[TASK STATEMENT] Make an exact copy of the entries, and keep any pictures out of it.

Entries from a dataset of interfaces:
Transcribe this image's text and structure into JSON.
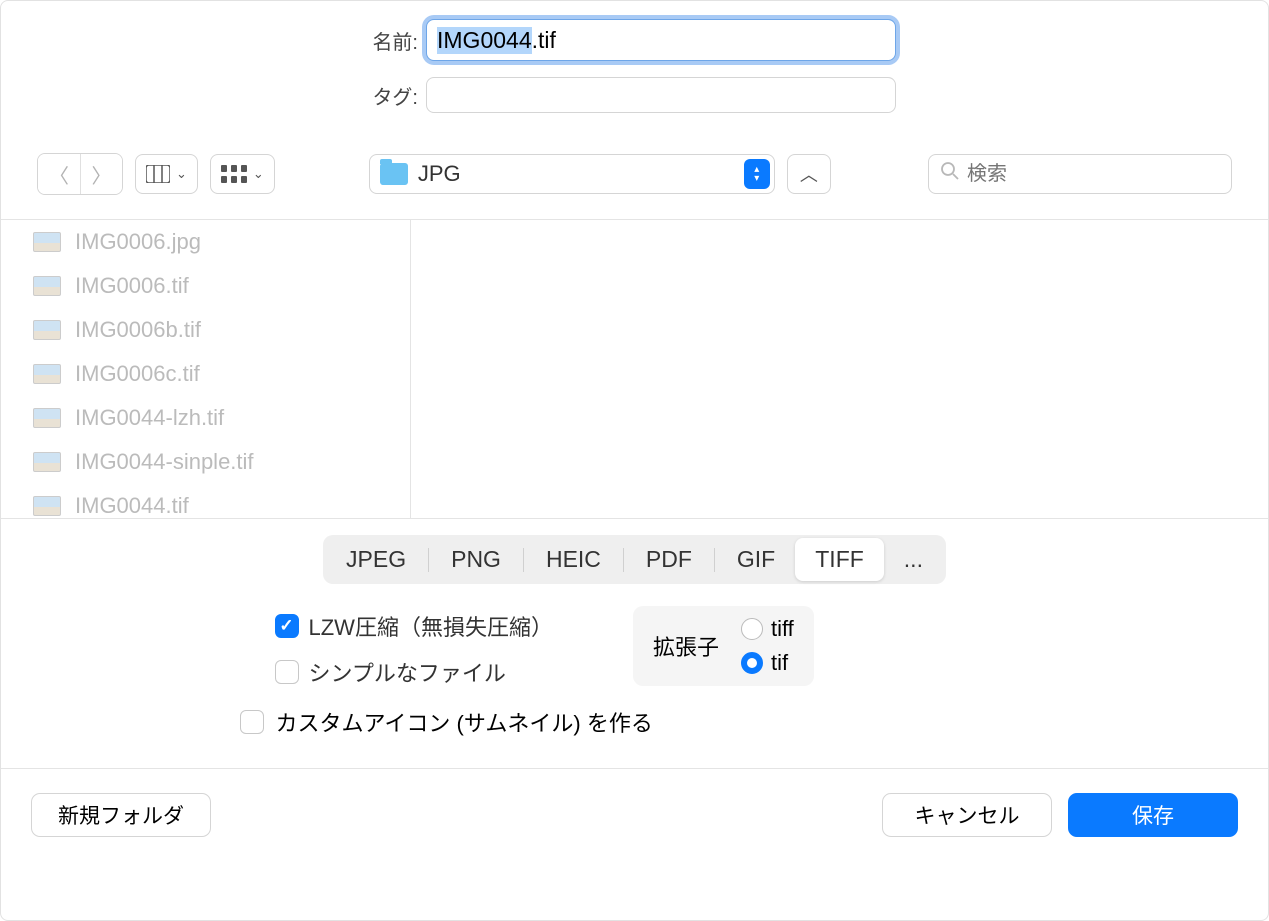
{
  "labels": {
    "name": "名前:",
    "tags": "タグ:"
  },
  "filename": "IMG0044.tif",
  "folder": "JPG",
  "search_placeholder": "検索",
  "files": [
    "IMG0006.jpg",
    "IMG0006.tif",
    "IMG0006b.tif",
    "IMG0006c.tif",
    "IMG0044-lzh.tif",
    "IMG0044-sinple.tif",
    "IMG0044.tif"
  ],
  "formats": {
    "jpeg": "JPEG",
    "png": "PNG",
    "heic": "HEIC",
    "pdf": "PDF",
    "gif": "GIF",
    "tiff": "TIFF",
    "more": "..."
  },
  "active_format": "tiff",
  "options": {
    "lzw": "LZW圧縮（無損失圧縮）",
    "simple": "シンプルなファイル",
    "custom_icon": "カスタムアイコン (サムネイル) を作る"
  },
  "ext": {
    "label": "拡張子",
    "tiff": "tiff",
    "tif": "tif"
  },
  "buttons": {
    "new_folder": "新規フォルダ",
    "cancel": "キャンセル",
    "save": "保存"
  }
}
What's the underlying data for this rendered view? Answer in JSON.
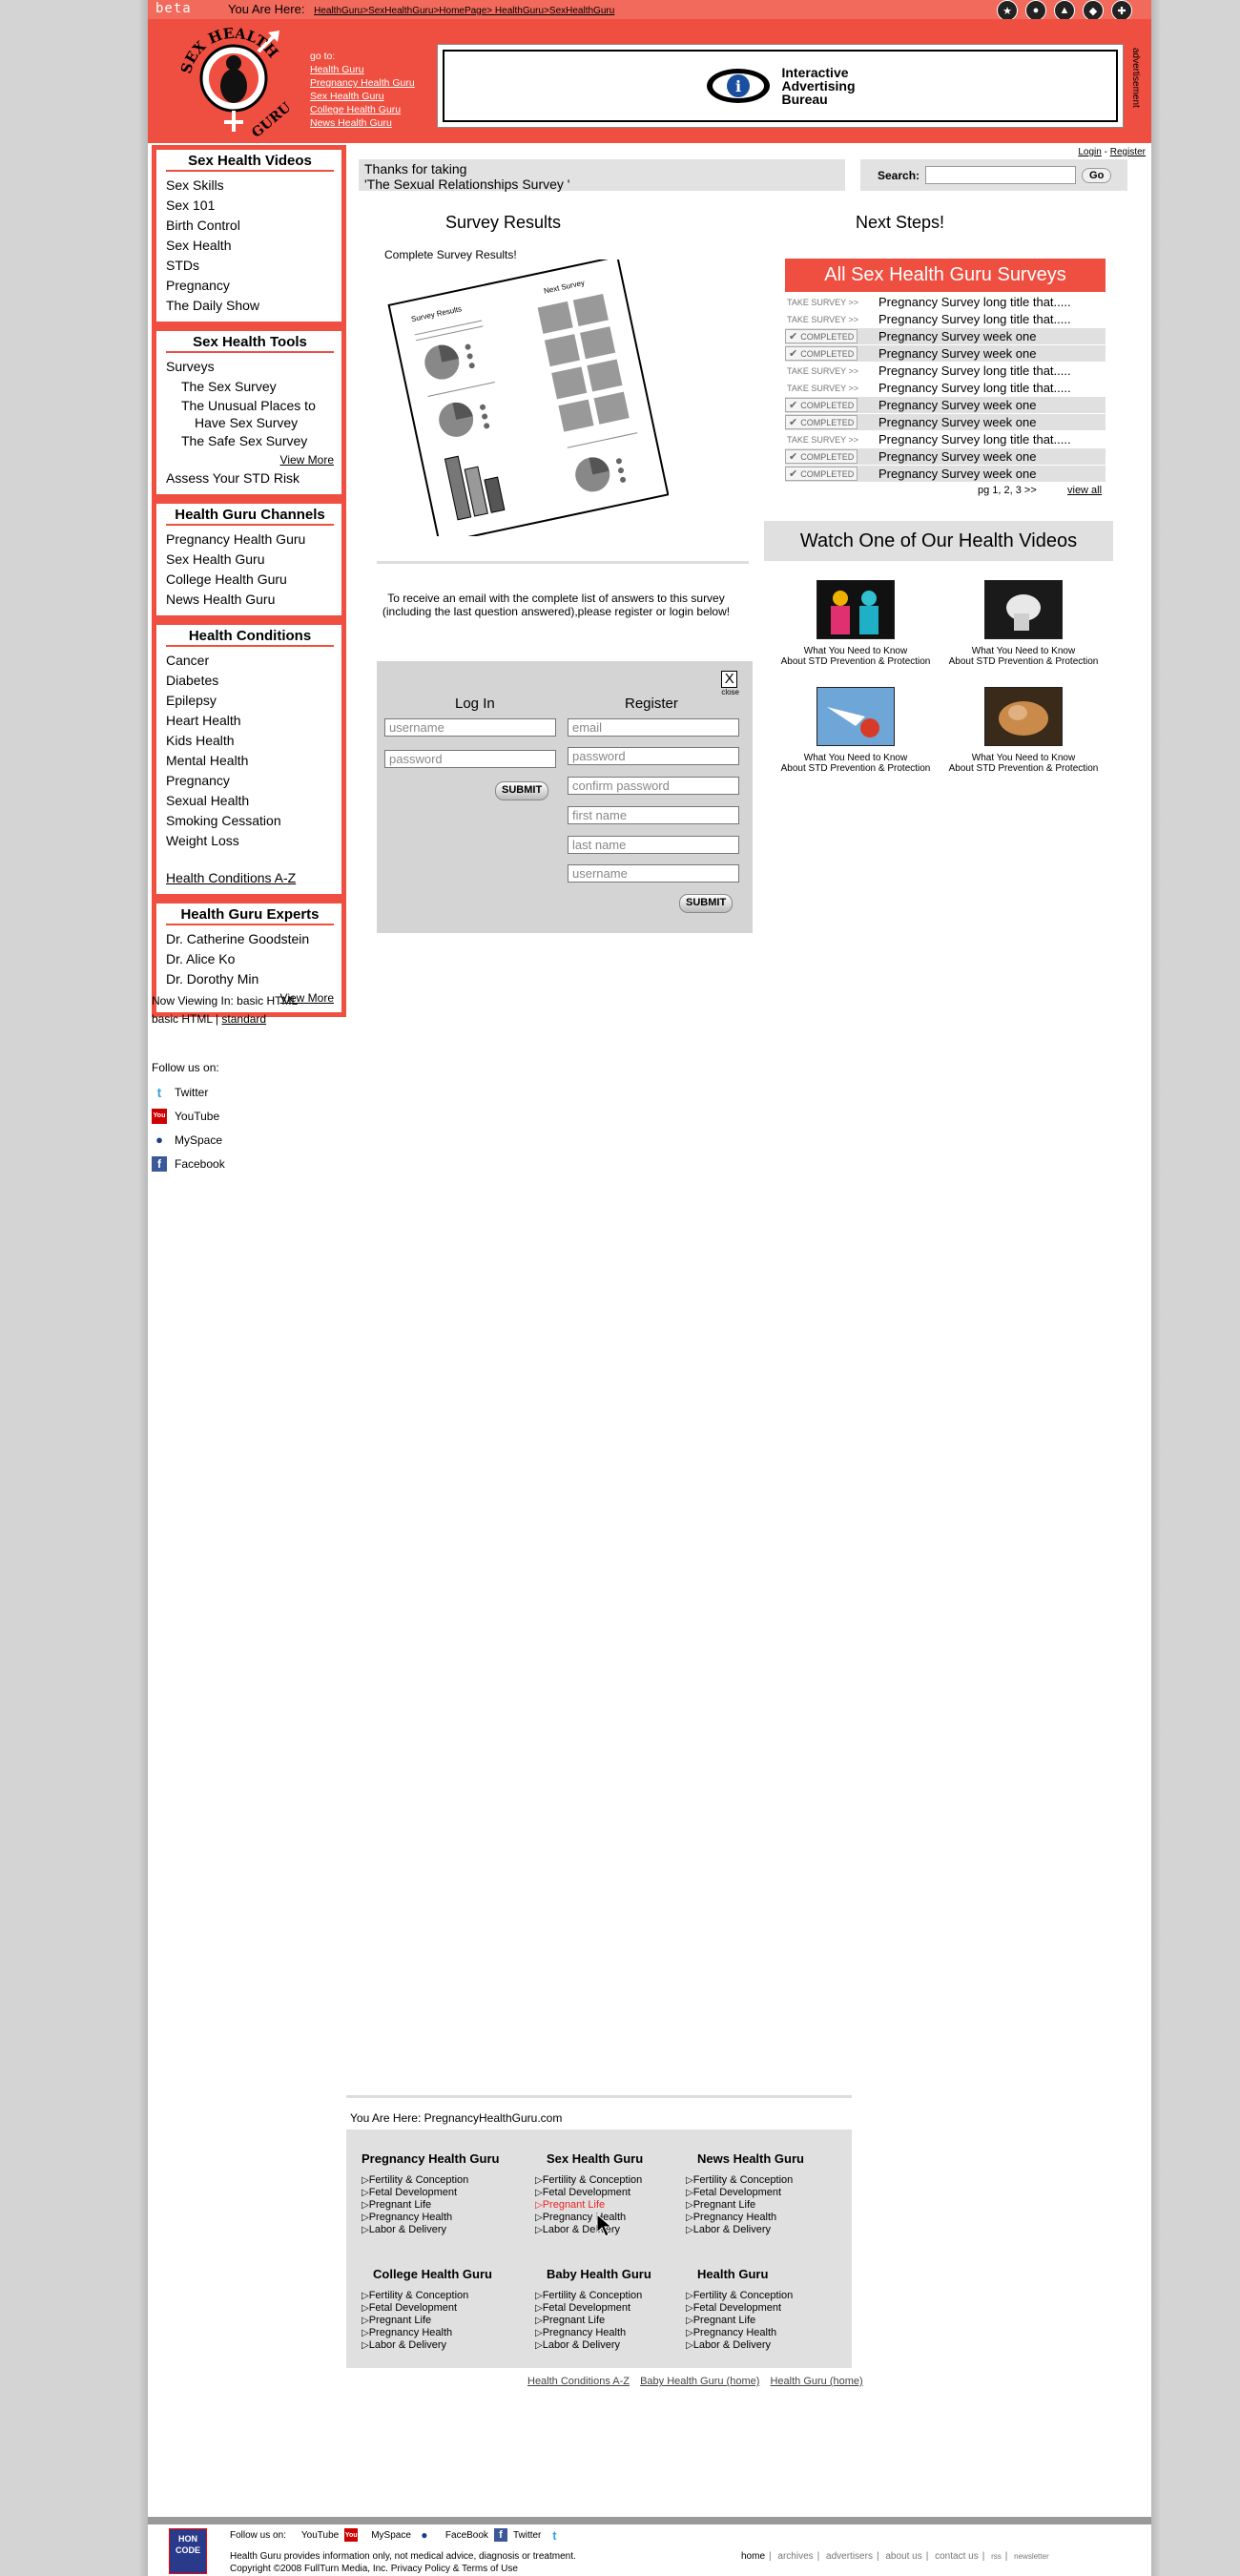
{
  "topbar": {
    "beta": "beta",
    "here_label": "You Are Here:",
    "crumbs": "HealthGuru>SexHealthGuru>HomePage> HealthGuru>SexHealthGuru"
  },
  "header": {
    "logo_text": "SEX HEALTH GURU",
    "goto_label": "go to:",
    "goto_links": [
      "Health Guru",
      "Pregnancy Health Guru",
      "Sex Health Guru",
      "College Health Guru",
      "News Health Guru"
    ],
    "ad_text": [
      "Interactive",
      "Advertising",
      "Bureau"
    ],
    "ad_label": "advertisement"
  },
  "sidebar": {
    "videos": {
      "title": "Sex Health Videos",
      "items": [
        "Sex Skills",
        "Sex 101",
        "Birth Control",
        "Sex Health",
        "STDs",
        "Pregnancy",
        "The Daily Show"
      ]
    },
    "tools": {
      "title": "Sex Health Tools",
      "items": [
        "Surveys",
        "The Sex Survey",
        "The Unusual Places to",
        "Have Sex Survey",
        "The Safe Sex Survey"
      ],
      "more": "View More",
      "extra": "Assess Your STD Risk"
    },
    "channels": {
      "title": "Health Guru Channels",
      "items": [
        "Pregnancy Health Guru",
        "Sex Health Guru",
        "College Health Guru",
        "News Health Guru"
      ]
    },
    "conditions": {
      "title": "Health Conditions",
      "items": [
        "Cancer",
        "Diabetes",
        "Epilepsy",
        "Heart Health",
        "Kids Health",
        "Mental Health",
        "Pregnancy",
        "Sexual Health",
        "Smoking Cessation",
        "Weight Loss"
      ],
      "az": "Health Conditions A-Z"
    },
    "experts": {
      "title": "Health Guru Experts",
      "items": [
        "Dr. Catherine Goodstein",
        "Dr. Alice Ko",
        "Dr. Dorothy Min"
      ],
      "more": "View More"
    },
    "viewing": {
      "label": "Now Viewing In:",
      "mode": "basic HTML",
      "alt1": "basic HTML",
      "sep": "|",
      "alt2": "standard"
    },
    "follow": {
      "label": "Follow us on:",
      "items": [
        "Twitter",
        "YouTube",
        "MySpace",
        "Facebook"
      ]
    }
  },
  "account": {
    "login": "Login",
    "sep": "-",
    "register": "Register"
  },
  "thanks": {
    "line1": "Thanks for taking",
    "line2": "'The Sexual Relationships Survey '"
  },
  "search": {
    "label": "Search:",
    "value": "",
    "go": "Go"
  },
  "results": {
    "title": "Survey Results",
    "complete": "Complete Survey Results!",
    "illus_left": "Survey Results",
    "illus_right": "Next Survey",
    "email_msg": "To receive an email with the complete list of answers to this survey (including the last question answered),please register or login below!"
  },
  "auth": {
    "close_x": "X",
    "close_label": "close",
    "login_title": "Log In",
    "register_title": "Register",
    "login_fields": [
      "username",
      "password"
    ],
    "register_fields": [
      "email",
      "password",
      "confirm password",
      "first name",
      "last name",
      "username"
    ],
    "submit": "SUBMIT"
  },
  "next": {
    "title": "Next Steps!",
    "surveys_title": "All Sex Health Guru Surveys",
    "take_label": "TAKE SURVEY >>",
    "completed_label": "COMPLETED",
    "rows": [
      {
        "status": "take",
        "text": "Pregnancy Survey long title that....."
      },
      {
        "status": "take",
        "text": "Pregnancy Survey long title that....."
      },
      {
        "status": "completed",
        "text": "Pregnancy Survey week one"
      },
      {
        "status": "completed",
        "text": "Pregnancy Survey week one"
      },
      {
        "status": "take",
        "text": "Pregnancy Survey long title that....."
      },
      {
        "status": "take",
        "text": "Pregnancy Survey long title that....."
      },
      {
        "status": "completed",
        "text": "Pregnancy Survey week one"
      },
      {
        "status": "completed",
        "text": "Pregnancy Survey week one"
      },
      {
        "status": "take",
        "text": "Pregnancy Survey long title that....."
      },
      {
        "status": "completed",
        "text": "Pregnancy Survey week one"
      },
      {
        "status": "completed",
        "text": "Pregnancy Survey week one"
      }
    ],
    "pager": "pg 1, 2, 3 >>",
    "view_all": "view all",
    "watch_title": "Watch One of Our Health Videos",
    "videos": [
      {
        "line1": "What You Need to Know",
        "line2": "About STD Prevention & Protection"
      },
      {
        "line1": "What You Need to Know",
        "line2": "About STD Prevention & Protection"
      },
      {
        "line1": "What You Need to Know",
        "line2": "About STD Prevention & Protection"
      },
      {
        "line1": "What You Need to Know",
        "line2": "About STD Prevention & Protection"
      }
    ]
  },
  "footer_links": {
    "here": "You Are Here: PregnancyHealthGuru.com",
    "columns": [
      {
        "title": "Pregnancy Health Guru",
        "items": [
          "Fertility & Conception",
          "Fetal Development",
          "Pregnant Life",
          "Pregnancy Health",
          "Labor & Delivery"
        ]
      },
      {
        "title": "Sex Health Guru",
        "items": [
          "Fertility & Conception",
          "Fetal Development",
          "Pregnant Life",
          "Pregnancy Health",
          "Labor & Delivery"
        ]
      },
      {
        "title": "News Health Guru",
        "items": [
          "Fertility & Conception",
          "Fetal Development",
          "Pregnant Life",
          "Pregnancy Health",
          "Labor & Delivery"
        ]
      },
      {
        "title": "College Health Guru",
        "items": [
          "Fertility & Conception",
          "Fetal Development",
          "Pregnant Life",
          "Pregnancy Health",
          "Labor & Delivery"
        ]
      },
      {
        "title": "Baby Health Guru",
        "items": [
          "Fertility & Conception",
          "Fetal Development",
          "Pregnant Life",
          "Pregnancy Health",
          "Labor & Delivery"
        ]
      },
      {
        "title": "Health Guru",
        "items": [
          "Fertility & Conception",
          "Fetal Development",
          "Pregnant Life",
          "Pregnancy Health",
          "Labor & Delivery"
        ]
      }
    ],
    "bottom": [
      "Health Conditions A-Z",
      "Baby Health Guru (home)",
      "Health Guru  (home)"
    ]
  },
  "footer": {
    "hon": "HON CODE",
    "follow_label": "Follow us on:",
    "follow": [
      "YouTube",
      "MySpace",
      "FaceBook",
      "Twitter"
    ],
    "disclaimer": "Health Guru provides information only, not medical advice, diagnosis or treatment.",
    "copyright": "Copyright ©2008 FullTurn Media, Inc. Privacy Policy & Terms of Use",
    "nav": [
      "home",
      "archives",
      "advertisers",
      "about us",
      "contact us",
      "rss",
      "newsletter"
    ]
  },
  "colors": {
    "brand_red": "#ef4f40",
    "topbar": "#f26a5c",
    "panel_gray": "#e0e0e0"
  }
}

[COMPLETED TASK]
Transcribe this image's text and structure into JSON.
{
  "labels": {
    "name": "名前:",
    "tags": "タグ:"
  },
  "filename": "IMG0044.tif",
  "folder": "JPG",
  "search_placeholder": "検索",
  "files": [
    "IMG0006.jpg",
    "IMG0006.tif",
    "IMG0006b.tif",
    "IMG0006c.tif",
    "IMG0044-lzh.tif",
    "IMG0044-sinple.tif",
    "IMG0044.tif"
  ],
  "formats": {
    "jpeg": "JPEG",
    "png": "PNG",
    "heic": "HEIC",
    "pdf": "PDF",
    "gif": "GIF",
    "tiff": "TIFF",
    "more": "..."
  },
  "active_format": "tiff",
  "options": {
    "lzw": "LZW圧縮（無損失圧縮）",
    "simple": "シンプルなファイル",
    "custom_icon": "カスタムアイコン (サムネイル) を作る"
  },
  "ext": {
    "label": "拡張子",
    "tiff": "tiff",
    "tif": "tif"
  },
  "buttons": {
    "new_folder": "新規フォルダ",
    "cancel": "キャンセル",
    "save": "保存"
  }
}
What's the underlying data for this rendered view? Answer in JSON.
{
  "topbar": {
    "beta": "beta",
    "here_label": "You Are Here:",
    "crumbs": "HealthGuru>SexHealthGuru>HomePage> HealthGuru>SexHealthGuru"
  },
  "header": {
    "logo_text": "SEX HEALTH GURU",
    "goto_label": "go to:",
    "goto_links": [
      "Health Guru",
      "Pregnancy Health Guru",
      "Sex Health Guru",
      "College Health Guru",
      "News Health Guru"
    ],
    "ad_text": [
      "Interactive",
      "Advertising",
      "Bureau"
    ],
    "ad_label": "advertisement"
  },
  "sidebar": {
    "videos": {
      "title": "Sex Health Videos",
      "items": [
        "Sex Skills",
        "Sex 101",
        "Birth Control",
        "Sex Health",
        "STDs",
        "Pregnancy",
        "The Daily Show"
      ]
    },
    "tools": {
      "title": "Sex Health Tools",
      "items": [
        "Surveys",
        "The Sex Survey",
        "The Unusual Places to",
        "Have Sex Survey",
        "The Safe Sex Survey"
      ],
      "more": "View More",
      "extra": "Assess Your STD Risk"
    },
    "channels": {
      "title": "Health Guru Channels",
      "items": [
        "Pregnancy Health Guru",
        "Sex Health Guru",
        "College Health Guru",
        "News Health Guru"
      ]
    },
    "conditions": {
      "title": "Health Conditions",
      "items": [
        "Cancer",
        "Diabetes",
        "Epilepsy",
        "Heart Health",
        "Kids Health",
        "Mental Health",
        "Pregnancy",
        "Sexual Health",
        "Smoking Cessation",
        "Weight Loss"
      ],
      "az": "Health Conditions A-Z"
    },
    "experts": {
      "title": "Health Guru Experts",
      "items": [
        "Dr. Catherine Goodstein",
        "Dr. Alice Ko",
        "Dr. Dorothy Min"
      ],
      "more": "View More"
    },
    "viewing": {
      "label": "Now Viewing In:",
      "mode": "basic HTML",
      "alt1": "basic HTML",
      "sep": "|",
      "alt2": "standard"
    },
    "follow": {
      "label": "Follow us on:",
      "items": [
        "Twitter",
        "YouTube",
        "MySpace",
        "Facebook"
      ]
    }
  },
  "account": {
    "login": "Login",
    "sep": "-",
    "register": "Register"
  },
  "thanks": {
    "line1": "Thanks for taking",
    "line2": "'The Sexual Relationships Survey '"
  },
  "search": {
    "label": "Search:",
    "value": "",
    "go": "Go"
  },
  "results": {
    "title": "Survey Results",
    "complete": "Complete Survey Results!",
    "illus_left": "Survey Results",
    "illus_right": "Next Survey",
    "email_msg": "To receive an email with the complete list of answers to this survey (including the last question answered),please register or login below!"
  },
  "auth": {
    "close_x": "X",
    "close_label": "close",
    "login_title": "Log In",
    "register_title": "Register",
    "login_fields": [
      "username",
      "password"
    ],
    "register_fields": [
      "email",
      "password",
      "confirm password",
      "first name",
      "last name",
      "username"
    ],
    "submit": "SUBMIT"
  },
  "next": {
    "title": "Next Steps!",
    "surveys_title": "All Sex Health Guru Surveys",
    "take_label": "TAKE SURVEY >>",
    "completed_label": "COMPLETED",
    "rows": [
      {
        "status": "take",
        "text": "Pregnancy Survey long title that....."
      },
      {
        "status": "take",
        "text": "Pregnancy Survey long title that....."
      },
      {
        "status": "completed",
        "text": "Pregnancy Survey week one"
      },
      {
        "status": "completed",
        "text": "Pregnancy Survey week one"
      },
      {
        "status": "take",
        "text": "Pregnancy Survey long title that....."
      },
      {
        "status": "take",
        "text": "Pregnancy Survey long title that....."
      },
      {
        "status": "completed",
        "text": "Pregnancy Survey week one"
      },
      {
        "status": "completed",
        "text": "Pregnancy Survey week one"
      },
      {
        "status": "take",
        "text": "Pregnancy Survey long title that....."
      },
      {
        "status": "completed",
        "text": "Pregnancy Survey week one"
      },
      {
        "status": "completed",
        "text": "Pregnancy Survey week one"
      }
    ],
    "pager": "pg 1, 2, 3 >>",
    "view_all": "view all",
    "watch_title": "Watch One of Our Health Videos",
    "videos": [
      {
        "line1": "What You Need to Know",
        "line2": "About STD Prevention & Protection"
      },
      {
        "line1": "What You Need to Know",
        "line2": "About STD Prevention & Protection"
      },
      {
        "line1": "What You Need to Know",
        "line2": "About STD Prevention & Protection"
      },
      {
        "line1": "What You Need to Know",
        "line2": "About STD Prevention & Protection"
      }
    ]
  },
  "footer_links": {
    "here": "You Are Here: PregnancyHealthGuru.com",
    "columns": [
      {
        "title": "Pregnancy Health Guru",
        "items": [
          "Fertility & Conception",
          "Fetal Development",
          "Pregnant Life",
          "Pregnancy Health",
          "Labor & Delivery"
        ]
      },
      {
        "title": "Sex Health Guru",
        "items": [
          "Fertility & Conception",
          "Fetal Development",
          "Pregnant Life",
          "Pregnancy Health",
          "Labor & Delivery"
        ]
      },
      {
        "title": "News Health Guru",
        "items": [
          "Fertility & Conception",
          "Fetal Development",
          "Pregnant Life",
          "Pregnancy Health",
          "Labor & Delivery"
        ]
      },
      {
        "title": "College Health Guru",
        "items": [
          "Fertility & Conception",
          "Fetal Development",
          "Pregnant Life",
          "Pregnancy Health",
          "Labor & Delivery"
        ]
      },
      {
        "title": "Baby Health Guru",
        "items": [
          "Fertility & Conception",
          "Fetal Development",
          "Pregnant Life",
          "Pregnancy Health",
          "Labor & Delivery"
        ]
      },
      {
        "title": "Health Guru",
        "items": [
          "Fertility & Conception",
          "Fetal Development",
          "Pregnant Life",
          "Pregnancy Health",
          "Labor & Delivery"
        ]
      }
    ],
    "bottom": [
      "Health Conditions A-Z",
      "Baby Health Guru (home)",
      "Health Guru  (home)"
    ]
  },
  "footer": {
    "hon": "HON CODE",
    "follow_label": "Follow us on:",
    "follow": [
      "YouTube",
      "MySpace",
      "FaceBook",
      "Twitter"
    ],
    "disclaimer": "Health Guru provides information only, not medical advice, diagnosis or treatment.",
    "copyright": "Copyright ©2008 FullTurn Media, Inc. Privacy Policy & Terms of Use",
    "nav": [
      "home",
      "archives",
      "advertisers",
      "about us",
      "contact us",
      "rss",
      "newsletter"
    ]
  },
  "colors": {
    "brand_red": "#ef4f40",
    "topbar": "#f26a5c",
    "panel_gray": "#e0e0e0"
  }
}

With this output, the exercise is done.